Page 2-3. The man attacking Batman is called Malik, no surname revealed. He is the brother of the villain Lightweaver who was part of Breakdown’s Burners, a group of radical anti-government superhuman terrorists who bombed the United Nations in Justice League International (vol. 3) #7 (May 2012) killing the JLI’s civilian support staff and Rocket Red (Gavril Ivanovich, one of their founding members). It is Rocket Red’s statue that stands between Malik and Batman. Lightweaver was killed when the US army intervened in a battle between the JLI and the Burners. Guy Gardner’s attack on Lightweaver negated his shields just as a tank fired at him. He managed to crawl away from the battle and died in Malik’s arms.
Page 6. The first Queen Industries plane was shown in Justice League International (vol. 3) #1 (Nov 2011) and was destroyed while defeating Peraxxus in Justice League International (vol. 3) #5 (March 2012). OMAC never met Rocket Red as he first met the team in Justice League International (vol. 3) #8 (June 2012), two issues after Red’s death.
Page 7. Batman recognises Booster’s potential, but their history has not been revealed. We at least learn here that Batman first met him a couple of years ago and was convinced of his potential by their shared adventure. Dan Jurgens told Russ Burlingame (see above) that the adventure would have been the series #0 issue if it had continued.
Fire (“Bea”) is said to be close to being brought out of her induced coma, she’s been comatose since the UN bombing in Justice League International (vol. 3) #7 (May 2012).

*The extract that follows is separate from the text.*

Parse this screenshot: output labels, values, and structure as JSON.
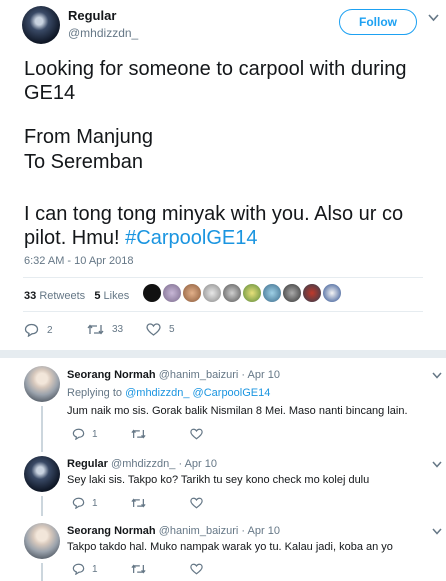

Page 17. Batwing tenders his resignation and walks away with Batman. However, it’s not clear how certain that cut off is. Batwing #12 (Oct 2012) shows Batwing calling in the JLI and he’s assisting them in #1 (Oct 2012).